It’s Friday… and you are probably are stuck at work. So why not learn how to remove a IC from a PCB — in a very very unconventional way. It’s great if you don’t care about the chip… or the board for that matter.
Seriously though, if you need to relieve some stress, the guys who made this video Electronics In a Nutshell have a very entertaining channel on YouTube where they mostly torture circuit boards and stuff in various ways. Just the way we like it.
Here’s another entertaining video to get you through the day. Lithium-Ion battery vs 220 volts.
Any fan of the DOOM series of video games remembers the BFG‘s or Big Fucking Gun. You know you wanted one, and so did Andrew. The only difference is Andrew decided to build one, and I’m guessing you didn’t.
From the beginning of Andrew’s build, it looks like your normal prop build. Start with a trip to home depot, grab some pvc pipes, solder a few leds, spray paint the whole thing, yadda yadda. But then you see towards the end of the video that Andrew put some beefy wires and a grill igniter inside… oh yeah… It’s actually a 3 chamber potato gun! And sure, you put enough fuel in it and it will do some flame thrower tricks as well.
The lighting effects by themselves look pretty good, the flash light mod, and the home-made acrylic light tubes… I bet this would keep those damn kids off my lawn!
After initially overclocking the Arduino to 32.5mhz, Mikhail started experimenting with pushing the Arduino further. First he was able to up the supply voltage to 8V and nudge it up to 37mhz. It’s a commonly known trend in the pc overclocking world that you can usually overclock further with more cooling. So without ramping up from things like water cooling, Mikhail jumps into super-cooling the Arduino with liquid nitrogen.
Liquid nitrogen is around -196 degrees Celsius. With the liquid nitrogen bath, he was able to get the Arduino running to just over 65mhz. At this point the looped test sketch running on it started failing. But before getting that far, from previous tests he ran into issues with the Arduino’s brown out detection. After replacing some of the capacitors and disabling the blown-out fuse and moving the LCD’s power supply away from the Arduino he was good to go.
You know the best part of this hack, and always my favorite is that it’s for the hell of it. This is obviously not something you would put into production or have any real application, that’s why it’s awesome.
Although not entirely practical or efficient, electro-magnetic guns are cool. And if done right, they look really neat too. This awesome gauss machine gun must be Jason’s passion, as he’s done this sorta thing before. Most of the time you will see these types of weapons in video games or sci-fi movies, maybe because it isn’t a perfected technology yet. What I find most amazing about this build is the full-auto mechanism. It’s not the speediest full auto, but is capable of 7.7 rounds a second. If you’ve ever tried to create your own auto loader system for anything like this you can appreciate this feat.
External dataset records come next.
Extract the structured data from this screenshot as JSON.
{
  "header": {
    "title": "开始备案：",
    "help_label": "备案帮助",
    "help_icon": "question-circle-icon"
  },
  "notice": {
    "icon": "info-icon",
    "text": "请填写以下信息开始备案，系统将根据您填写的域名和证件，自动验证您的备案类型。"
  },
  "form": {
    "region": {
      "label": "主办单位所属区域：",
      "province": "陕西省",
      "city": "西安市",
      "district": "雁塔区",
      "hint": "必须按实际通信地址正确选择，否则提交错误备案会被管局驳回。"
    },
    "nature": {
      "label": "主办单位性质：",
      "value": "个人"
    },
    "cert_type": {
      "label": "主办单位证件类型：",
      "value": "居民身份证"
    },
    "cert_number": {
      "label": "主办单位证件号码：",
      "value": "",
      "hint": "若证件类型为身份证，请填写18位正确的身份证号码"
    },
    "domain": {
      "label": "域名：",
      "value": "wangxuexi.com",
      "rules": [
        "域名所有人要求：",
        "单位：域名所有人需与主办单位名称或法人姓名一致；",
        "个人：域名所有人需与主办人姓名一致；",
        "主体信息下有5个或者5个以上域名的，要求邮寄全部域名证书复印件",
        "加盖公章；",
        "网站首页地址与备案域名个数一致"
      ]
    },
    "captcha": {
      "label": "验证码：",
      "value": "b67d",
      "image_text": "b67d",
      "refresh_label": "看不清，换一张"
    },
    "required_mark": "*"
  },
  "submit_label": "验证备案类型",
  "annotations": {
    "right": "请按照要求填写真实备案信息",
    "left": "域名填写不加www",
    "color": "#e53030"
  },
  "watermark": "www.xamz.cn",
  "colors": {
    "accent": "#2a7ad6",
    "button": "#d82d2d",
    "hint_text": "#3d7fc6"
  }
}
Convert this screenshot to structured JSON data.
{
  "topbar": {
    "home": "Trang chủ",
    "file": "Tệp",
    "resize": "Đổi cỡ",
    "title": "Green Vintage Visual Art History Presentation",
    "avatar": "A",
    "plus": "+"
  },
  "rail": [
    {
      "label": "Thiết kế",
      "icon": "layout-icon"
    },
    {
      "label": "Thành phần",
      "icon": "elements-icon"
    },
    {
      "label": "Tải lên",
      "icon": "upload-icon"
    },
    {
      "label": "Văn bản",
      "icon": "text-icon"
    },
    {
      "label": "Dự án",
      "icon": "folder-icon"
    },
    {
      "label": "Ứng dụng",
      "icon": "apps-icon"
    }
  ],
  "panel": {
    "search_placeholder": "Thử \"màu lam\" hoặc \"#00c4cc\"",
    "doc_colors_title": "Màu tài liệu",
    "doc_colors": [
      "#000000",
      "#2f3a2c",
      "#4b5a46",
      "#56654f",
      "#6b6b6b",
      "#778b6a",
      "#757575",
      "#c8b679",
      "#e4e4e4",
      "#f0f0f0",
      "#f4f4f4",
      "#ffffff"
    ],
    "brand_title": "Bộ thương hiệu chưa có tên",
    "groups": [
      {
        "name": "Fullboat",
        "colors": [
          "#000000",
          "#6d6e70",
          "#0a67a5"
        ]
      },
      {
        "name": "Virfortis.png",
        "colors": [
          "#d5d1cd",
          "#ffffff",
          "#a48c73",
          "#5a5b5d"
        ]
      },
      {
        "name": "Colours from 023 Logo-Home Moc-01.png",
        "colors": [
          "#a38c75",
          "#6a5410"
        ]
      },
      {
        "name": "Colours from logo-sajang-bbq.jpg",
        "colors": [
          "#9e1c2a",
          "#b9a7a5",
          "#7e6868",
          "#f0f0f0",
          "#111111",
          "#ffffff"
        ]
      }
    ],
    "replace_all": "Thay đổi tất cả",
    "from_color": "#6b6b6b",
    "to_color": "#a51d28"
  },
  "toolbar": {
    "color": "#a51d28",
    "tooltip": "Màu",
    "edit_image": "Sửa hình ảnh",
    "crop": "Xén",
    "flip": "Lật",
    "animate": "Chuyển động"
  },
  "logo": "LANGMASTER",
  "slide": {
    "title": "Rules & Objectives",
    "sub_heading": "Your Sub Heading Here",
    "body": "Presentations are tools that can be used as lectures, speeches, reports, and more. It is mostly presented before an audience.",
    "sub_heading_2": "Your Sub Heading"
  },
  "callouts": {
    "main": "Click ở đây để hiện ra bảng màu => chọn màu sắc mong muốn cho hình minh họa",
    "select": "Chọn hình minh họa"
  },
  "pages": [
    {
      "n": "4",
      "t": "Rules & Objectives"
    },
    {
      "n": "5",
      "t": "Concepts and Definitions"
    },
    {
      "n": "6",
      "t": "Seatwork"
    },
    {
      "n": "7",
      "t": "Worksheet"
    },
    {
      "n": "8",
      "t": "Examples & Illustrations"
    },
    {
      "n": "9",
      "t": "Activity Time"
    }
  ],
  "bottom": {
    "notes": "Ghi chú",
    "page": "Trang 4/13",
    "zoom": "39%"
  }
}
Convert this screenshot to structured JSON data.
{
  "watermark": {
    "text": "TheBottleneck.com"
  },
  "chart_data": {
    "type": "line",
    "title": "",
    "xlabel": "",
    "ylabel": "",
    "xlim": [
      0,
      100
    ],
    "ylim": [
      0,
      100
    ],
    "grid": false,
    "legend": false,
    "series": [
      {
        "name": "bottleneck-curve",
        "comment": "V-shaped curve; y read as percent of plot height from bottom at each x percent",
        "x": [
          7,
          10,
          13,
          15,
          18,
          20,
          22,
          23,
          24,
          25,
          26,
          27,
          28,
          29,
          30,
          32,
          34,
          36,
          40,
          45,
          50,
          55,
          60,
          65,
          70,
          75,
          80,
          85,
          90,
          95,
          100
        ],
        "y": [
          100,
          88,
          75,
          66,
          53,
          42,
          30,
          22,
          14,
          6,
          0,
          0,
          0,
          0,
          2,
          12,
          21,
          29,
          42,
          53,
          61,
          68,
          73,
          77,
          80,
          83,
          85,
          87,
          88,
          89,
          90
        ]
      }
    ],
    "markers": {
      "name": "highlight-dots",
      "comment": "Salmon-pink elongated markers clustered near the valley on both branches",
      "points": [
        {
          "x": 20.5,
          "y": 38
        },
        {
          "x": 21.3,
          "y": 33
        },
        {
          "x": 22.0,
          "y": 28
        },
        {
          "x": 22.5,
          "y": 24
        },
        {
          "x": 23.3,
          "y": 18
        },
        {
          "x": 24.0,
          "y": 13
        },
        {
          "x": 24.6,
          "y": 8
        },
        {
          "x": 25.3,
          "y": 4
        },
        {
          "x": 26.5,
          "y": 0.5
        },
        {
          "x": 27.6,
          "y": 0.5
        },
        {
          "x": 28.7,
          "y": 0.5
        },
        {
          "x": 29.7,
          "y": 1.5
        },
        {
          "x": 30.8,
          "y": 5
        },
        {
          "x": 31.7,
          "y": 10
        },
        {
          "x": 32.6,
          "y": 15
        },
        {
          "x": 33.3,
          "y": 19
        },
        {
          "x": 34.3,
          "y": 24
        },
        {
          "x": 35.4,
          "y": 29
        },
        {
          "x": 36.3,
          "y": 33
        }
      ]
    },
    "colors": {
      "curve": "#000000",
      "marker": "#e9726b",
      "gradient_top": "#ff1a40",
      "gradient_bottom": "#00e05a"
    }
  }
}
This is the kind of stuff that I really like to see. Baka Chan is my type of hacker. Here is his build log of taking the guts from a Nintendo 64, and sticking it in a Millennium Falcon. It’s not as easy as you would think, just taking the guts and tossing it in another. You have to finesse things, plan it out, and extend a lot of wiring!
So here’s the kicker. Why go through the trouble of putting the guts in a Millennium Falcon ? (Besides the obvious answer that it’s awesome). Well because you have one left over from putting a Raspberry Pi inside a N64 case of course silly! Not the cleanest stuff job I’ve seen, but it works. Bravo Baka Chan keep ‘em coming.
Joo Won Park is doing some pretty creepy noise experiments. He runs a site called 100 strange sounds and has some pretty awesome audio experiments. In this one he is using a telephone pickup device, that is converting the EMF noise into sound. Then he adds a little bit of post processing that alters pitch and envelope. The result is some pretty creepy stuff honestly.
Another cool experiment of his (that I’ve seen before) is the no-input mixer. Which is an audio mixer that is in crazy feedback mode and actually doesn’t have any input going to it. The inefficiencies of the mixer are fed back into its self looping really really fast creating noise. Then altering the mixer and knobs / sliders cause it to alter into weirder noise. I recommend checking out more of his videos, this guy has some really cool experiments going on like playing a pool noodle.
The implementation goes pretty low-tech, with wire, rubber gloves, and electrical tape. The contacts are being fed into a hacked up usb gamepad, and interpreted by a php script reading the usb port. Part of what makes this hack unique is the encoding method, which I’m sure would take some practice to get right but you have to try new stuff to push innovation, right ?